## Exercise requirements
Filter by the string "Lanjutkan": return the lines of the material that contain it.

## Supplied records
######
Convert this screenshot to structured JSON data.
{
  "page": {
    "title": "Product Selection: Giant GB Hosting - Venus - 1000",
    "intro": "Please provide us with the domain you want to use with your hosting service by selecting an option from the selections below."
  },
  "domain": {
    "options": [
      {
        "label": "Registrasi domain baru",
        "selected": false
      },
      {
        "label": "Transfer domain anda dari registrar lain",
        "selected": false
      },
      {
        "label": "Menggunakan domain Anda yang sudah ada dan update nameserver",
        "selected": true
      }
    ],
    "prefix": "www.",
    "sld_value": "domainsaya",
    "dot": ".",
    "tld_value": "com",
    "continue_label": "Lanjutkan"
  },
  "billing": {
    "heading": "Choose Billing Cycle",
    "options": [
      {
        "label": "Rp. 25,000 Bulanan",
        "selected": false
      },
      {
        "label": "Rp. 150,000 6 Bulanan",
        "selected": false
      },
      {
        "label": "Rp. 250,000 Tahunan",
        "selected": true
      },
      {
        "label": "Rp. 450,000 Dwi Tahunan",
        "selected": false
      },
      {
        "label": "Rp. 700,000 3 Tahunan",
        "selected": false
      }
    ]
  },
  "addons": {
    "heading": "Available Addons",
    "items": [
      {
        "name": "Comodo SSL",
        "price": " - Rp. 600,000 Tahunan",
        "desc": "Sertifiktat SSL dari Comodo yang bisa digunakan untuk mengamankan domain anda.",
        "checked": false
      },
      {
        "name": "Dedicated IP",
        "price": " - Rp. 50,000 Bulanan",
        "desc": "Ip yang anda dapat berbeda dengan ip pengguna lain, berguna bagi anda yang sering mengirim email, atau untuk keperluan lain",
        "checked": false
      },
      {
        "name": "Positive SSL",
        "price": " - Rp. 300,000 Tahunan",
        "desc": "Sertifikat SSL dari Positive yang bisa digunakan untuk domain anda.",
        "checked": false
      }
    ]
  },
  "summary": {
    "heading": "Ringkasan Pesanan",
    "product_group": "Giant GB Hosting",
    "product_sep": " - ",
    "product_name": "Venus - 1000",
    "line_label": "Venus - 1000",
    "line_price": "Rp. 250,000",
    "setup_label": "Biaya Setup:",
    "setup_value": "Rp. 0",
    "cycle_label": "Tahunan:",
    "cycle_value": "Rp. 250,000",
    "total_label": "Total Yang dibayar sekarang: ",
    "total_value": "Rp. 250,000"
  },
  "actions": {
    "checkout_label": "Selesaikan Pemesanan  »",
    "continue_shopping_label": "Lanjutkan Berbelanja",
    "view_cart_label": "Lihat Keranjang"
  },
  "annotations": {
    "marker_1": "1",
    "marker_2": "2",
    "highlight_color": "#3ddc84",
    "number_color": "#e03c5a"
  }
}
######
## Solution below
    "continue_label": "Lanjutkan"
    "continue_shopping_label": "Lanjutkan Berbelanja",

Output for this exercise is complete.